We need Canada to increase its investment, like other countries have already done, so that we can help avert 234 million infections of HIV, TB and malaria and cut the mortality rate from these diseases in half by 2023.

Mr. Trudeau, we must indeed “accelerate our efforts” – and keep our promises. Our PM stated in 2016, "Canada will continue to champion the important work being done to end these epidemics.

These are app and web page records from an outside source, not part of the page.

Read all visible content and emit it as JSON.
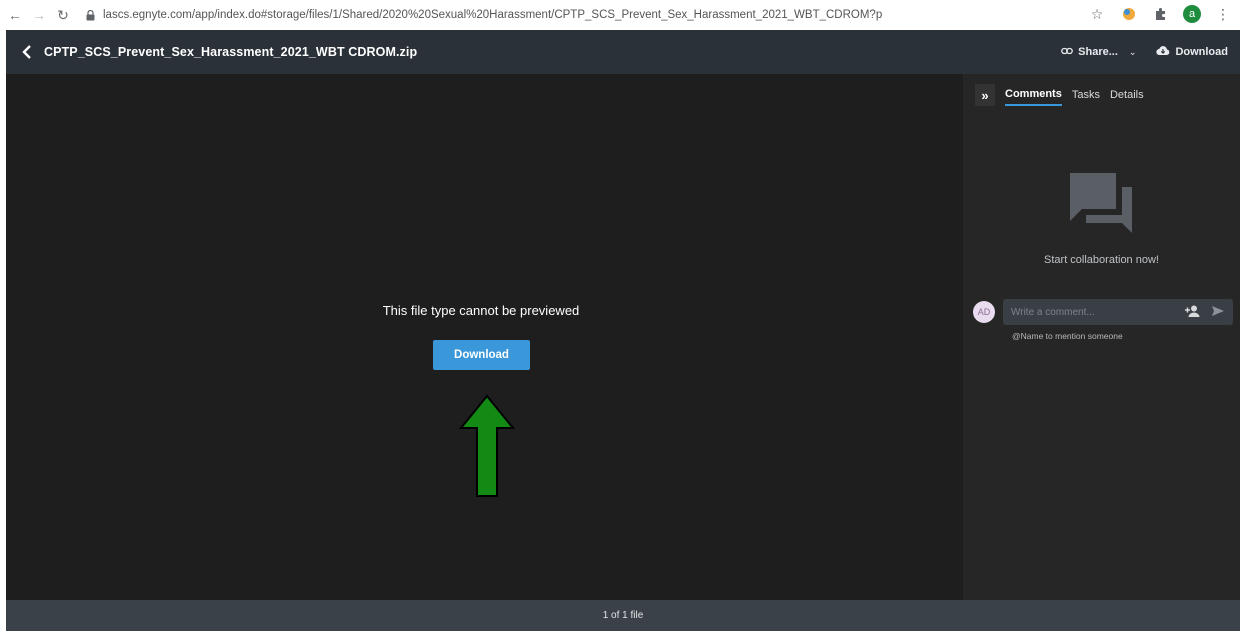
{
  "browser": {
    "url": "lascs.egnyte.com/app/index.do#storage/files/1/Shared/2020%20Sexual%20Harassment/CPTP_SCS_Prevent_Sex_Harassment_2021_WBT_CDROM?p",
    "profile_initial": "a"
  },
  "header": {
    "file_name": "CPTP_SCS_Prevent_Sex_Harassment_2021_WBT CDROM.zip",
    "share_label": "Share...",
    "download_label": "Download"
  },
  "viewer": {
    "message": "This file type cannot be previewed",
    "download_button": "Download"
  },
  "panel": {
    "collapse_symbol": "»",
    "tabs": [
      {
        "label": "Comments",
        "active": true
      },
      {
        "label": "Tasks",
        "active": false
      },
      {
        "label": "Details",
        "active": false
      }
    ],
    "empty_message": "Start collaboration now!",
    "avatar_initials": "AD",
    "comment_placeholder": "Write a comment...",
    "mention_hint": "@Name to mention someone"
  },
  "footer": {
    "file_count": "1 of 1 file"
  },
  "colors": {
    "accent": "#3a97d9",
    "header_bg": "#2b3139",
    "viewer_bg": "#1e1e1e",
    "panel_bg": "#262626",
    "annotation_arrow": "#138a13"
  }
}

We can end these epidemics for good, if we accelerate our efforts.”

As citizens, we urge Canada to keep its promise.

Lennor Stieda

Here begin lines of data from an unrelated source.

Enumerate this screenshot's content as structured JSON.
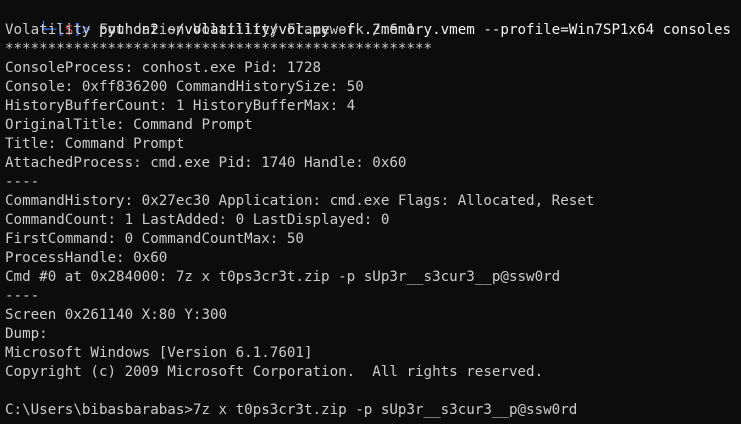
{
  "prompt": {
    "branch": "└─[",
    "dollar": "$",
    "close": "]>",
    "command": " python2 ~/volatility/vol.py -f ./memory.vmem --profile=Win7SP1x64 consoles"
  },
  "output_lines": [
    "Volatility Foundation Volatility Framework 2.6.1",
    "**************************************************",
    "ConsoleProcess: conhost.exe Pid: 1728",
    "Console: 0xff836200 CommandHistorySize: 50",
    "HistoryBufferCount: 1 HistoryBufferMax: 4",
    "OriginalTitle: Command Prompt",
    "Title: Command Prompt",
    "AttachedProcess: cmd.exe Pid: 1740 Handle: 0x60",
    "----",
    "CommandHistory: 0x27ec30 Application: cmd.exe Flags: Allocated, Reset",
    "CommandCount: 1 LastAdded: 0 LastDisplayed: 0",
    "FirstCommand: 0 CommandCountMax: 50",
    "ProcessHandle: 0x60",
    "Cmd #0 at 0x284000: 7z x t0ps3cr3t.zip -p sUp3r__s3cur3__p@ssw0rd",
    "----",
    "Screen 0x261140 X:80 Y:300",
    "Dump:",
    "Microsoft Windows [Version 6.1.7601]",
    "Copyright (c) 2009 Microsoft Corporation.  All rights reserved.",
    "",
    "C:\\Users\\bibasbarabas>7z x t0ps3cr3t.zip -p sUp3r__s3cur3__p@ssw0rd"
  ]
}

Immigration must be kept in check

Dear editor.

If being politically correct had to be condensed into one word, it would have to be: stupidity.

Promoting anything for the sake of being politically correct is prone to produce unanticipated and undesirable consequences.

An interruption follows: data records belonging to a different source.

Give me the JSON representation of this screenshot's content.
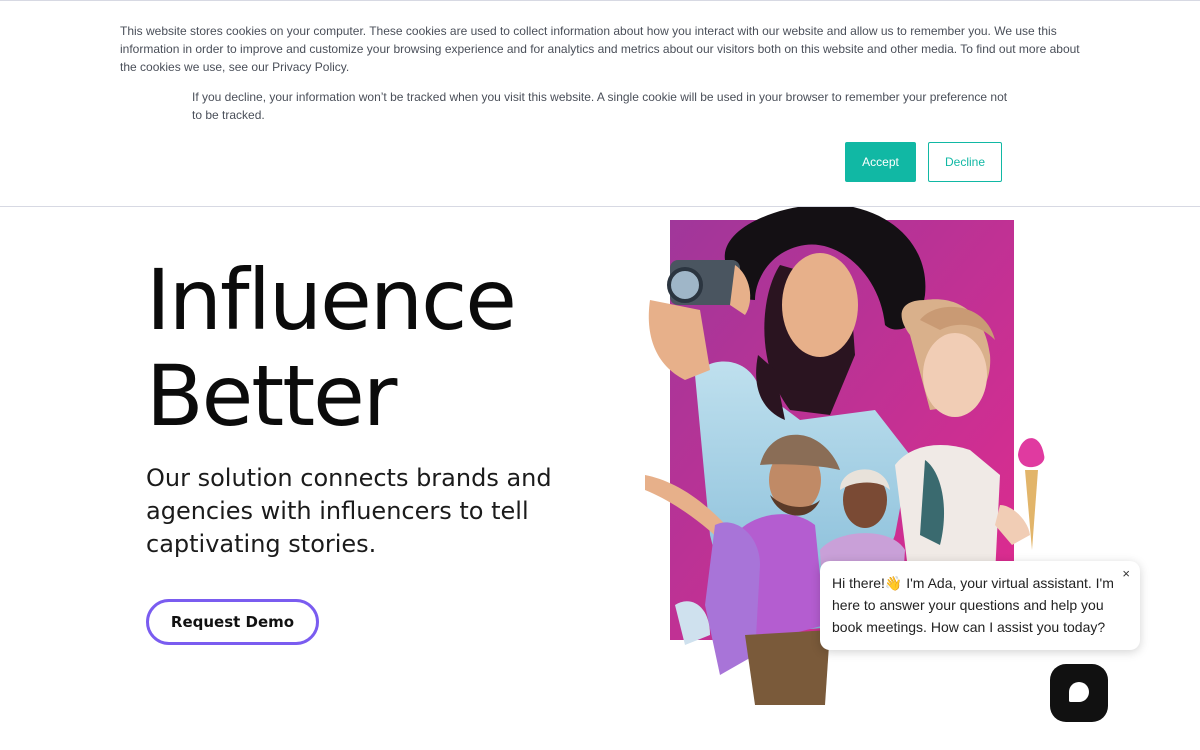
{
  "cookie_banner": {
    "main_text": "This website stores cookies on your computer. These cookies are used to collect information about how you interact with our website and allow us to remember you. We use this information in order to improve and customize your browsing experience and for analytics and metrics about our visitors both on this website and other media. To find out more about the cookies we use, see our Privacy Policy.",
    "decline_text": "If you decline, your information won’t be tracked when you visit this website. A single cookie will be used in your browser to remember your preference not to be tracked.",
    "accept_label": "Accept",
    "decline_label": "Decline",
    "accent_color": "#11b8a4"
  },
  "hero": {
    "title_line1": "Influence",
    "title_line2": "Better",
    "subtitle": "Our solution connects brands and agencies with influencers to tell captivating stories.",
    "cta_label": "Request Demo",
    "cta_border_color": "#7a5cf0",
    "image_backdrop_color": "#c0249a"
  },
  "chat": {
    "message": "Hi there!👋 I'm Ada, your virtual assistant. I'm here to answer your questions and help you book meetings. How can I assist you today?",
    "close_glyph": "×",
    "launcher_icon": "chat-bubble-icon"
  }
}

Promoting cultural diversity by adopting people from all corners of the world may give some of us that warm and fuzzy feeling associated with helping somebody in need, but what is it we are trying to do, and at the end of the day, are we really accomplishing anything?

Yes, we need immigration, but attempting to assimilate all cultures into our already complex Canadian mosaic indiscriminately will not necessarily appeal to people who have no respect for our human rights and freedoms, and are not ready to embrace our inclusive and caring society.

Opening the floodgates to mass immigration does not allow many of these new people enough time and opportunity to assimilate into our socio-economic structure.

Insisting on high levels of immigration against the will of the majority of the people also promotes anti-immigrant sentiments and creates racial barriers, promoting segregation instead of assimilation.

Being an immigrant makes it easier to appreciate why that may encourage many of them to adopt anti-social attitudes, join gangs, and feel more attracted to cultural slums.

The cities of Toronto and London, England, are both very culturally diverse, and both are experiencing huge cultural challenges, and begs the question: Is there a link between our blind pre-occupation with diversity and those seven shootings in Toronto last week?

Early European immigrants, and especially those with military backgrounds are naturally more aware of issues like public safety and national security and do not subscribe to Trudeau’s high levels of immigration or his pre-occupation with the concept of insinuating Canada into a borderless society with the United Nations as a global government.

While U.S. President Donald Trump is unpopular among some people, he is right about the importance of keeping national borders secure from unwanted, uninvited and undesirable people.

As a country we should be equally vigilant and not accept anybody from anywhere, just to improve our prime minister’s chances of getting re-elected, and to get that coveted seat on the United Nations Security Council.

Andy Thomsen


No wonder why some tune out

Dear editor:

I find the U.S. political party situation unfortunately similar to that of Canada: basically governed by either of two federal entities — the Conservatives or Liberals, with both essentially doing the bidding of corporate interests (like the fossil fuel industry) and the very wealthy.

That’s likely why so many low-income citizens perceive futility in voting at all, let alone waiting in long lineups to do so, in what I see essentially as a corp-ocracy.

(That’s the governance in which either of the two established political parties always kowtow to big business’s thinly veiled threats to relocate its headquarters, large numbers of jobs and even capital)

And then there are the states in which a large majority of Democratic Party members voted for Bernie Sanders during the last primary but instead had party hacks fraudulently declare Hillary Clinton the winner!    

Either way, I can imagine it’s convenient for big business to have such a large portion of mainstream society too fatigued and preoccupied with feeding and housing their families on a substandard, if not below poverty-line, income to publicly criticize the former for any injustice it’s committing, particularly when immediately unrecognizable.

Frank Sterle Jr.

White Rock